The commitment to provide 600 hours of free nursery provision will be expensive however. Nursery teachers have expressed concerns that it might result in quantity over quality, with local authorities potentially opting to take qualified teachers out of nursery provision. Nursery care is not the same as nursery education, they argue.
“If you intervene effectively and with high quality then that is the only way which young people benefit. They can’t just be ‘mass-produced’ or whatever. It has to be of high quality,” says Campbell. Childcare expert Professor Iram Siraj has been appointed to undertake a review of the early years workforce. This will follow up on a review undertaken by Education Scotland in 2012, which has led to increasing qualifications of early years practitioners such as the degree course in Dundee that Mrs Cummings lectures on.
Campbell says Scotland must be “careful how we expand” to ensure quality is maintained. “As John Carnochan says, in Scotland ‘we don’t have a curriculum for mediocrity we have a Curriculum for Excellence’. That’s ambitious, and we want to build on that,” she says.

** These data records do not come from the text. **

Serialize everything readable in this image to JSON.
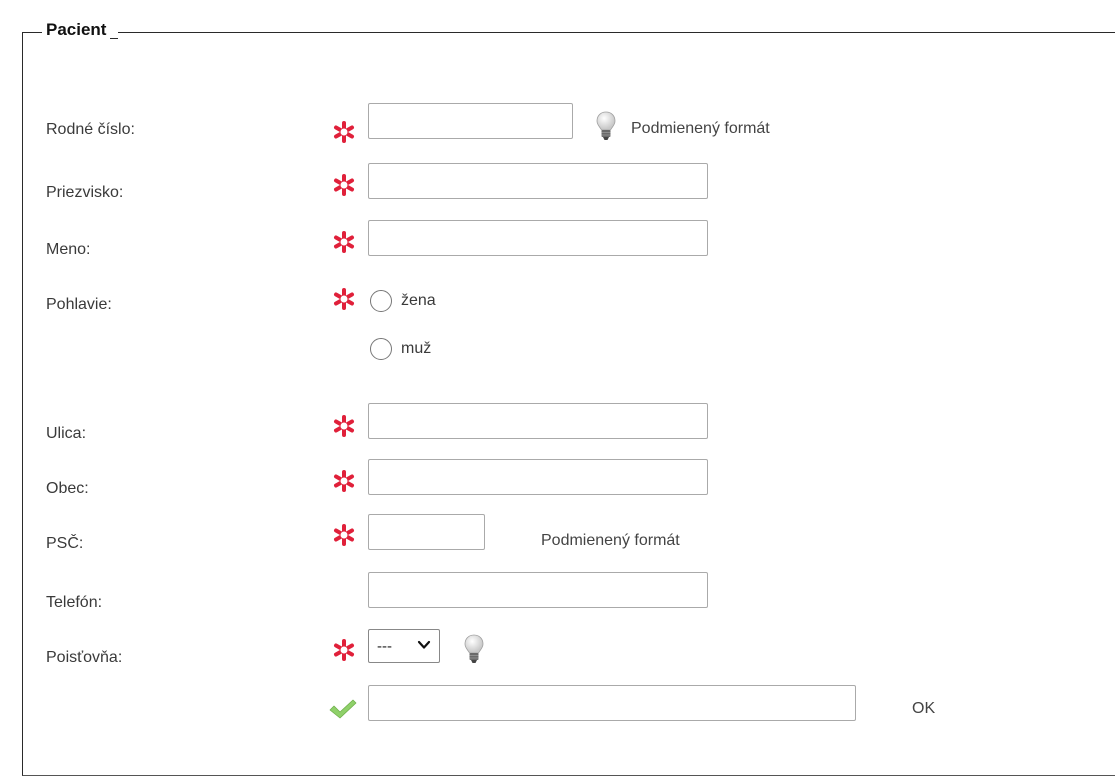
{
  "fieldset": {
    "legend": "Pacient"
  },
  "fields": {
    "rodne_cislo": {
      "label": "Rodné číslo:",
      "value": "",
      "hint": "Podmienený formát"
    },
    "priezvisko": {
      "label": "Priezvisko:",
      "value": ""
    },
    "meno": {
      "label": "Meno:",
      "value": ""
    },
    "pohlavie": {
      "label": "Pohlavie:",
      "options": [
        {
          "label": "žena",
          "checked": false
        },
        {
          "label": "muž",
          "checked": false
        }
      ]
    },
    "ulica": {
      "label": "Ulica:",
      "value": ""
    },
    "obec": {
      "label": "Obec:",
      "value": ""
    },
    "psc": {
      "label": "PSČ:",
      "value": "",
      "hint": "Podmienený formát"
    },
    "telefon": {
      "label": "Telefón:",
      "value": ""
    },
    "poistovna": {
      "label": "Poisťovňa:",
      "selected": "---"
    },
    "extra": {
      "value": "",
      "status": "OK"
    }
  },
  "icons": {
    "required": "asterisk-icon",
    "hint": "lightbulb-icon",
    "valid": "checkmark-icon",
    "dropdown": "chevron-down-icon"
  },
  "colors": {
    "required": "#e0203a",
    "valid": "#8fd06a",
    "border": "#aaaaaa"
  }
}
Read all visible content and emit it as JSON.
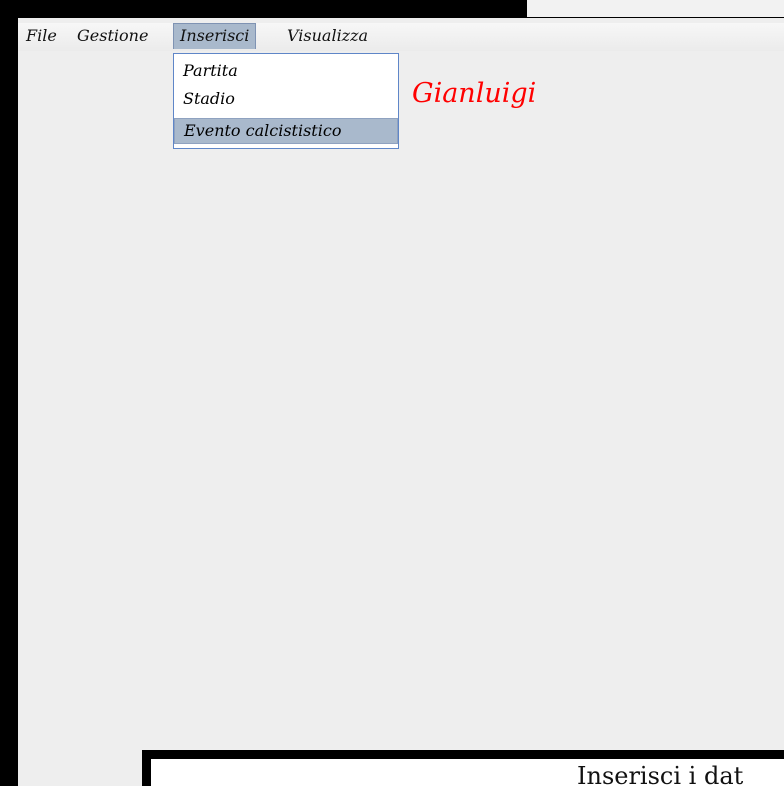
{
  "menubar": {
    "items": [
      {
        "label": "File"
      },
      {
        "label": "Gestione"
      },
      {
        "label": "Inserisci"
      },
      {
        "label": "Visualizza"
      }
    ],
    "open_index": 2
  },
  "dropdown": {
    "items": [
      {
        "label": "Partita"
      },
      {
        "label": "Stadio"
      },
      {
        "label": "Evento calcististico"
      }
    ],
    "highlighted_index": 2
  },
  "user": {
    "name": "Gianluigi",
    "color": "#ff0000"
  },
  "inner_window": {
    "title": "Inserisci i dat"
  },
  "colors": {
    "menu_highlight": "#a9b9cc",
    "dropdown_border": "#5f86c8",
    "window_bg": "#eeeeee"
  }
}
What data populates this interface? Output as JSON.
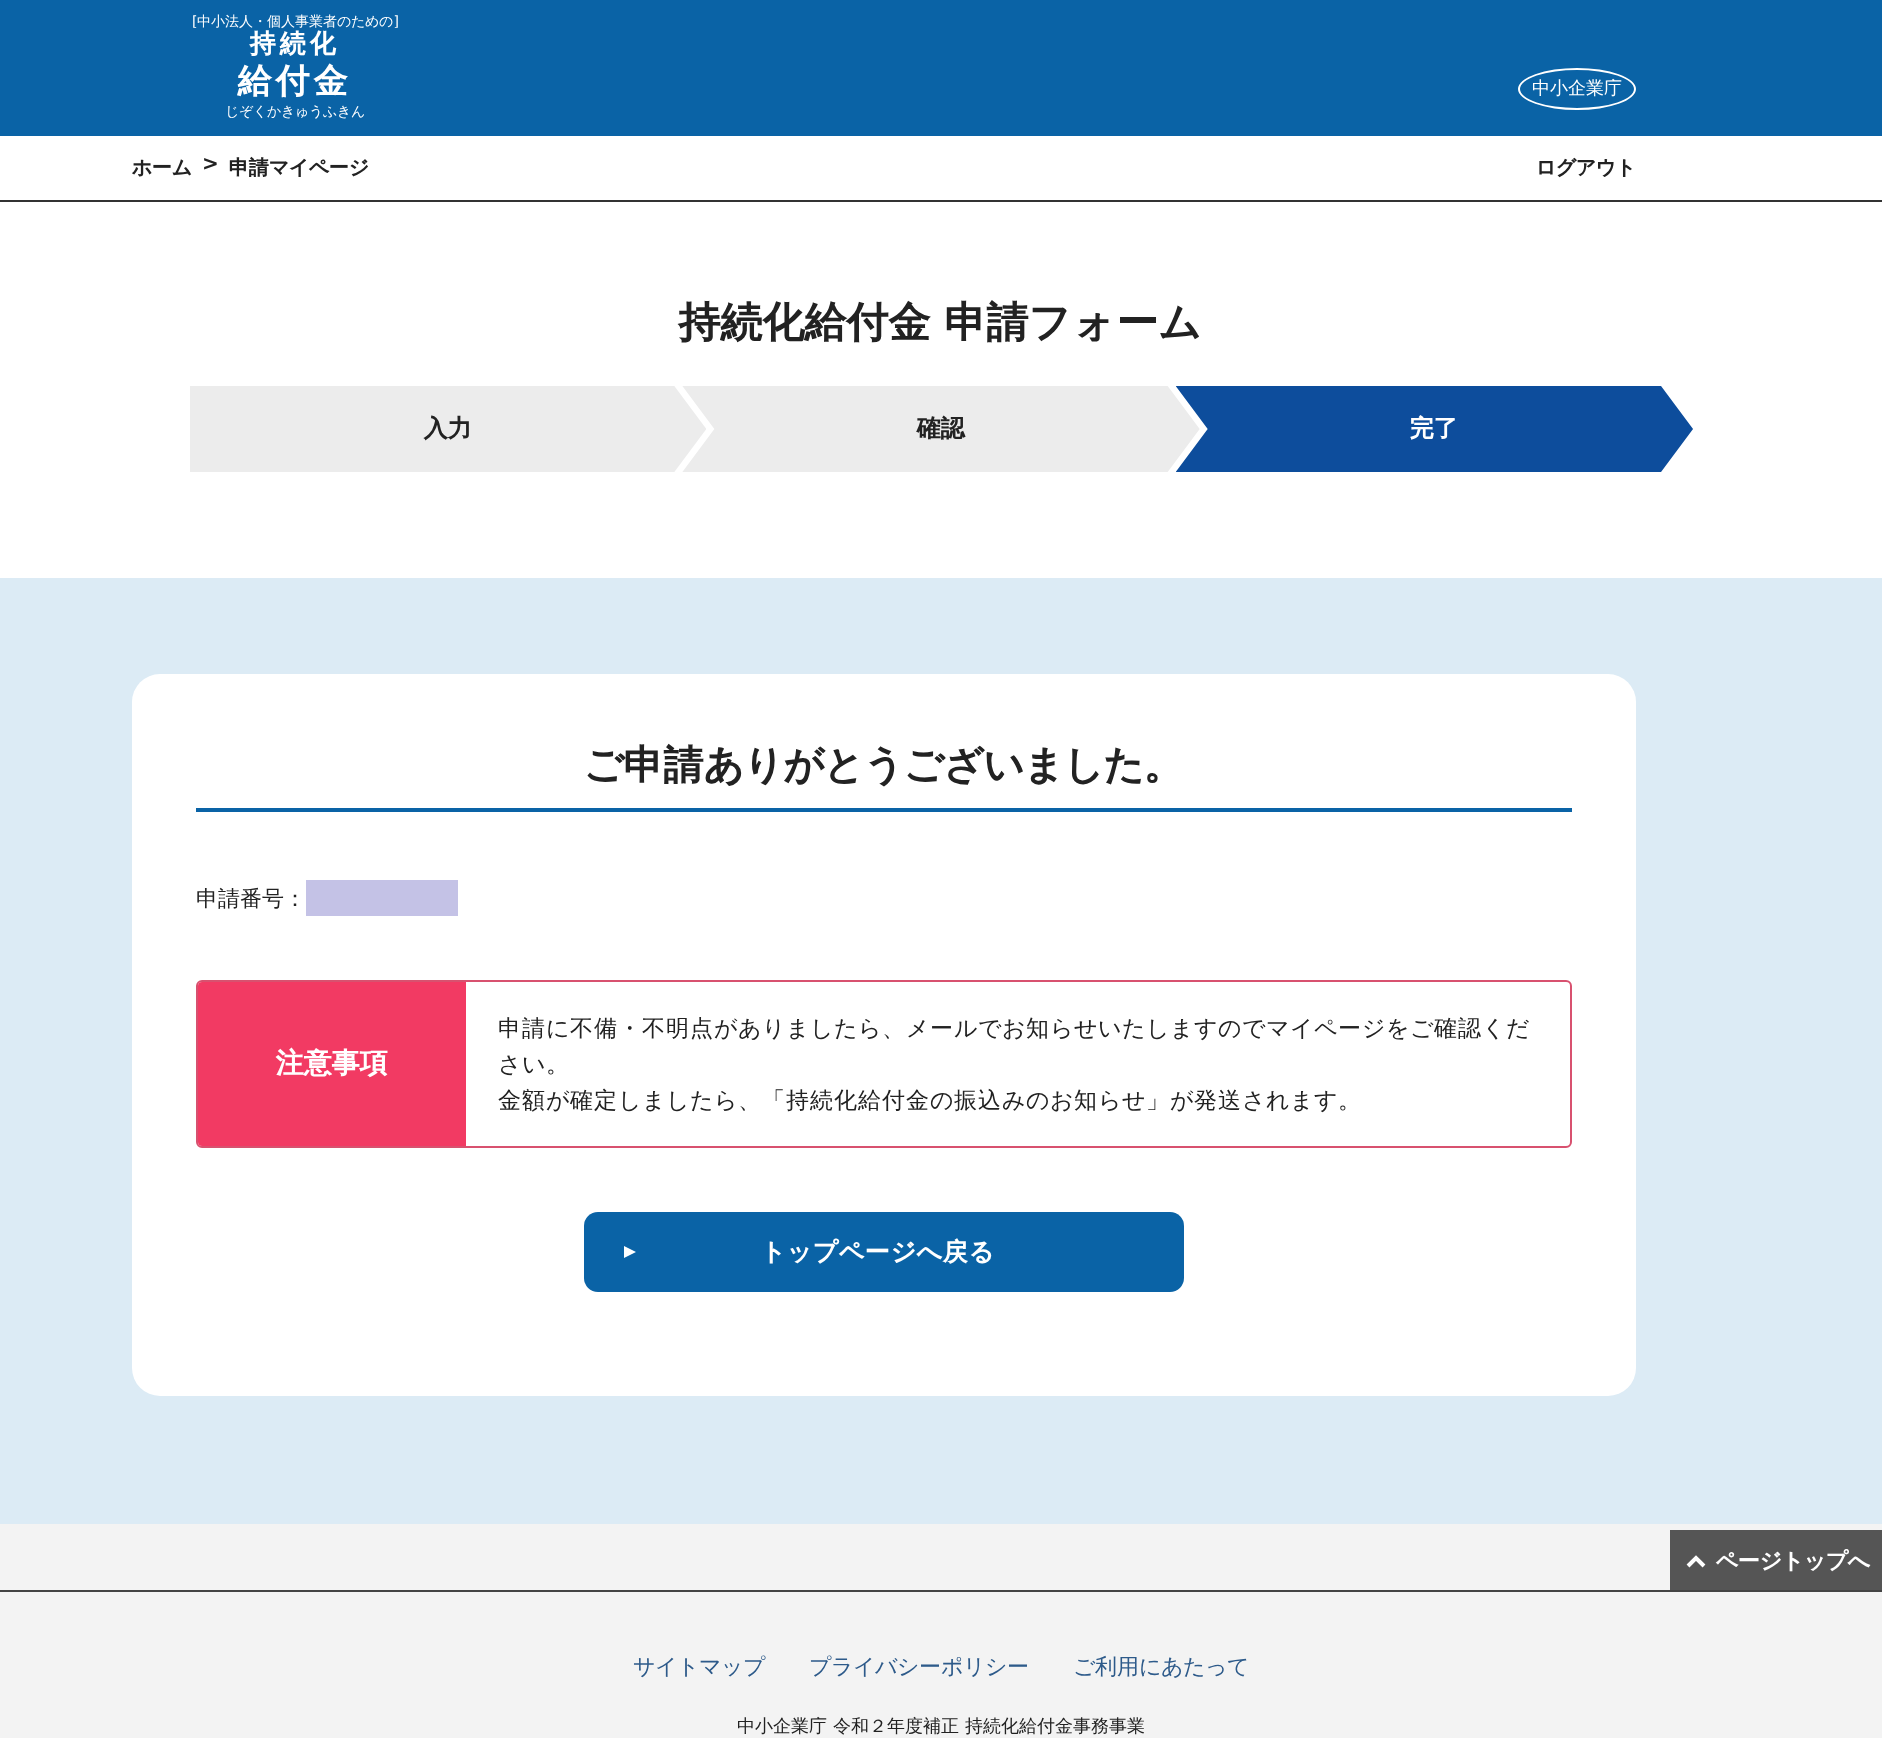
{
  "header": {
    "logo_tagline": "[中小法人・個人事業者のための]",
    "logo_top": "持続化",
    "logo_main": "給付金",
    "logo_reading": "じぞくかきゅうふきん",
    "agency_logo": "中小企業庁"
  },
  "breadcrumb": [
    {
      "label": "ホーム"
    },
    {
      "label": "申請マイページ"
    }
  ],
  "breadcrumb_separator": ">",
  "logout": "ログアウト",
  "form_title": "持続化給付金 申請フォーム",
  "steps": [
    {
      "label": "入力",
      "selected": false
    },
    {
      "label": "確認",
      "selected": false
    },
    {
      "label": "完了",
      "selected": true
    }
  ],
  "card": {
    "heading": "ご申請ありがとうございました。",
    "number_label": "申請番号：",
    "notice": {
      "label": "注意事項",
      "lines": [
        "申請に不備・不明点がありましたら、メールでお知らせいたしますのでマイページをご確認ください。",
        "金額が確定しましたら、「持続化給付金の振込みのお知らせ」が発送されます。"
      ]
    },
    "button": "トップページへ戻る"
  },
  "page_top": "ページトップへ",
  "footer": {
    "links": [
      "サイトマップ",
      "プライバシーポリシー",
      "ご利用にあたって"
    ],
    "copyright": "中小企業庁 令和２年度補正 持続化給付金事務事業"
  }
}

Siraj and her team will look at ways to develop the workforce “to cope with the further expansion ambitions that we have, not only through the Bill, but also through the White Paper.”
Campbell herself is a mother. Her young son, Angus, is looked after by her husband, whom she says has been “enormously supportive” in taking on the primary care role. “I wouldn’t have been able to do half of what I’ve been able to do had he not been so supportive, and been a really great dad for Angus. That’s tough for him, because not many dads are stay-at-home dads, so we know that childcare is not just an issue for women, it’s an issue for both parents, all parents. Our own experience has certainly taught us that.”
Campbell’s aspirations for Angus to reach adulthood in ‘the best place in the world to grow up’ mean that he will have high expectations. “I want for Angus what every parent wants for their child. To grow up happy and healthy, fulfilled, being able to experience lots of things in life. That’s what most parents want for their children. I want him to be true to himself and I want him to explore lots of things and to get as much out of life as he can. And I want him to be able to grow up in a country that has the opportunity in itself to deliver for him as well.”
Of course, Campbell believes Scotland needs to be independent to achieve this, including the White Paper pledge to “transform childcare”.
Isn’t that possible under current powers?
“The fact is, unless you’ve got powers over taxation, you can’t do the things set out in the White Paper. We need to have access to the resource we’ll create when we’re generating more money through allowing more parents to get back in work. We need that money to go back into childcare. So unless you’ve got all the tools at your disposal, you can’t transform childcare. You can’t set out rebuilding a country that doesn’t have nuclear weapons, that doesn’t enter illegal wars. I want Scotland to be able to take its place in the world for good reasons, to be the centre of peace and reconciliation, to make sure we’re a fairer society. That’s the kind of country I want Angus to grow up in.
“But at the moment, my most important job is to be his mum as well. I need to make sure I get my own work-life balance absolutely correct.”